These results demonstrate that the pili of G. sulfurreducens permit increased stacking of cells on the anode surface and that there is a corresponding increase in current production. The cells not in direct contact with the anode appear to contribute to current production because they remain viable and the per-cell efficiency of current production does not decrease as the biofilm develops and the height of the pillars increases. This has important implications for the design of microbial fuel cells because it demonstrates that it is possible to enhance current production not only by increasing the surface area of the anode but also by increasing the number of cells contributing to electron flow on a given surface. This facilitates packing more electricity-producing microorganisms into a given volume.
As shown here, and consistent with results of a previous study (7
), pili are not required for the lower levels of power production which can be generated from cells in intimate contact with anode surfaces. Under these conditions electron transfer to the anode is likely to be accomplished via outer membrane c
-type cytochromes, such as OmcS (7
). Electron transfer to electrodes via outer membrane c
-type cytochromes has also been hypothesized for other organisms (8
). However, electron transfer via this mechanism would be possible only for cells intimately associated with the anode surface.
It seems likely that pili promote long-range electron transfer across the multilayer biofilms on anodes because the pili are electrically conductive (16
). Pili as long as 20 μm have been observed on G. sulfurreducens
. Therefore, in some instances the pili of cells at a distance from the anode could potentially make electrical contact either with the anode surface or with the cells coating the anode. Cell-to-cell electron transfer via intertwined pili (16
) might establish a “nano power grid” in which the pilus network transfers electrons through the 40- to 50-μm-thick anode biofilm. Furthermore, it is well known that in other organisms pili play an important role in the early stages of biofilm formation (15
), as well as cell cluster maturation (9
), on a variety of surfaces. Therefore, it is conceivable that G. sulfurreducens
pili have other, unknown functions in biofilm differentiation on anodes.
The fact that G. sulfurreducens
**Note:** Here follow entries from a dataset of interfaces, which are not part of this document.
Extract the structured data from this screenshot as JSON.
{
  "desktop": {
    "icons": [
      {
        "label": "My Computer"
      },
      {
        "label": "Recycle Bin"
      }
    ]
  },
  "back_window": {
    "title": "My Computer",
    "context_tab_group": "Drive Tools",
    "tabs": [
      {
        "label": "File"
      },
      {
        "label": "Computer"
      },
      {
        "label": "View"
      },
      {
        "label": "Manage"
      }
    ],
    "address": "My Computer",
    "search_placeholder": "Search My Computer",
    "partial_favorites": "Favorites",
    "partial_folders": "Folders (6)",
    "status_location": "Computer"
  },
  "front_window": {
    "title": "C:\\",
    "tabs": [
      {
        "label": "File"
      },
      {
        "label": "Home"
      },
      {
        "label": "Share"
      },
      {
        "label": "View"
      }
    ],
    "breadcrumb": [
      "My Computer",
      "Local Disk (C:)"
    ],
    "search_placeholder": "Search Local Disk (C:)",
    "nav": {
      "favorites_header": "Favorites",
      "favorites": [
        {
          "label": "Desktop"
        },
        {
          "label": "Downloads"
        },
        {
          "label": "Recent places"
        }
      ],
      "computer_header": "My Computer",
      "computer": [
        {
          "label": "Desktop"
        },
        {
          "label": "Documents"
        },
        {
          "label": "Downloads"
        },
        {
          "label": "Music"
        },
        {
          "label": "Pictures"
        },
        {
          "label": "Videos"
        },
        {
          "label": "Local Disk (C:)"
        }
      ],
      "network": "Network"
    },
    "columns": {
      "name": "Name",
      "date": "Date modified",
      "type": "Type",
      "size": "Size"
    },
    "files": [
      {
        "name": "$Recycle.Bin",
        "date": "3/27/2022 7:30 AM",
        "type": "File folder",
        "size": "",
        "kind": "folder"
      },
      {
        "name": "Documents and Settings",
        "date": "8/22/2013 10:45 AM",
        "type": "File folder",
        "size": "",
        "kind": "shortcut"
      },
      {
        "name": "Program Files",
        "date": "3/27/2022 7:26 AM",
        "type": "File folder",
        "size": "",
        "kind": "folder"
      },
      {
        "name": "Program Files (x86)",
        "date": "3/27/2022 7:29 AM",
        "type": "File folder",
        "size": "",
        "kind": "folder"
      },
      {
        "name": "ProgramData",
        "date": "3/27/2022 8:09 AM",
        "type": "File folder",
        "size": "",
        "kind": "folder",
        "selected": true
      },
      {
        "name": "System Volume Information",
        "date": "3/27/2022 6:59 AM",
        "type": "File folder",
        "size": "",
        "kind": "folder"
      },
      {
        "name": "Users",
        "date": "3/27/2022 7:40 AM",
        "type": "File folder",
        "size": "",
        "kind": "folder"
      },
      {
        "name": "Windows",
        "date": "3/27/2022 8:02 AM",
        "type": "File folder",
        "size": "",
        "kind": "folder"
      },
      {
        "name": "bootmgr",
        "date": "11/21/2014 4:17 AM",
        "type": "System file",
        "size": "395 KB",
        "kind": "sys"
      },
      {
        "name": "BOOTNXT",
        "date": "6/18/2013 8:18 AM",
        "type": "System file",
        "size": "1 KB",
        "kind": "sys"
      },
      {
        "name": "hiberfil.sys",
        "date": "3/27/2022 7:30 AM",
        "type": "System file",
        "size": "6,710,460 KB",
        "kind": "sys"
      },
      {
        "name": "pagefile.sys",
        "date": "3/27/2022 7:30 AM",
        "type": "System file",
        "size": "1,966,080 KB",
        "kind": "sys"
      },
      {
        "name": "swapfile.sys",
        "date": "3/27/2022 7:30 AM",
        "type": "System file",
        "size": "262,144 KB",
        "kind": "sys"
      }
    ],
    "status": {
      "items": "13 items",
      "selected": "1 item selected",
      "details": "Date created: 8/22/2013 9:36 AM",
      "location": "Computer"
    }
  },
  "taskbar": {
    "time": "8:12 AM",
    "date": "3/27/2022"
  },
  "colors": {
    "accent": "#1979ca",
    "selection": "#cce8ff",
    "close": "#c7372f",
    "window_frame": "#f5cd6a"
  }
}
and other organisms can directly transfer electrons to electrodes is remarkable, since it is unlikely that there has ever been any evolutionary pressure on these organisms to make electricity in the natural environment. The ability of G. sulfurreducens
to transfer electrons to electrodes may be attributed to its capacity to transfer electrons to Fe(III) oxides, which are also insoluble, extracellular electron acceptors. However, the stacking of G. sulfurreducens
on anodes has no known counterpart in Fe(III) oxide reduction in sedimentary environments, where it is not advantageous for the cells to permanently attach to the Fe(III) oxides (12
). These considerations suggest that there may be substantial opportunities to increase long-range electron transfer to anodes with genetic engineering and/or adaptive evolution.